“Jaylen can be your prototype swingman, a guy who can defend, shoot 3s, everything you need. He sort of reminds me of Kawhi Leonard, man. Like, seriously. Strong, very athletic in the open court, an improving handle, and now he’s knocking down 3s with confidence. He is way ahead of the curve.’’
■ As much as Pierce appreciates the Celtics’ young standouts, it’s a contemporary whose work he’s admiring now.
They might feel like they come from slightly different generations, but Pierce and Al Horford played against each other for nearly a decade, even colliding in the playoffs when the Hawks took the Celtics to seven games in the first round during Horford’s rookie season in 2007-08.
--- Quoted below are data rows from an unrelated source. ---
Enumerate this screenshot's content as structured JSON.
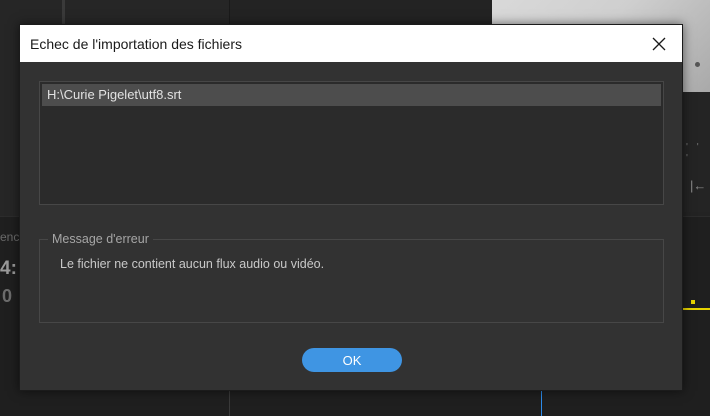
{
  "background": {
    "partial_text": "enc",
    "timecode_partial": "4:",
    "timecode_partial_2": "0",
    "ticks": "' ' '",
    "step_icon": "|←"
  },
  "dialog": {
    "title": "Echec de l'importation des fichiers",
    "close_icon": "close-icon",
    "files": [
      {
        "path": "H:\\Curie Pigelet\\utf8.srt",
        "selected": true
      }
    ],
    "error_group_label": "Message d'erreur",
    "error_message": "Le fichier ne contient aucun flux audio ou vidéo.",
    "ok_label": "OK"
  },
  "colors": {
    "accent_button": "#3f95e3",
    "dialog_bg": "#323232",
    "selected_row": "#4d4d4d",
    "playhead": "#2d8ceb",
    "marker": "#e8d400"
  }
}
“Well, his game is not sexy at all. He looks so young out there that I can’t even tell he’s been in the NBA that long,’’ said Pierce with a laugh. “He’s someone you really learn to appreciate if you see him on a daily basis, but sometimes he doesn’t get the credit he deserves right away, because his game is not sexy at all.
“He’s not out there high-flying and making fancy passes. He just does so many things well. He’s a hard-hat player. He doesn’t care about the highlights or the headlines. He just a perfect high-end glue guy, you know?
“The younger guys seem to have taken on his mindset in a lot of ways, and I think what they’ve learned from him is one of the reasons we’re going to be talking about this team for years.’’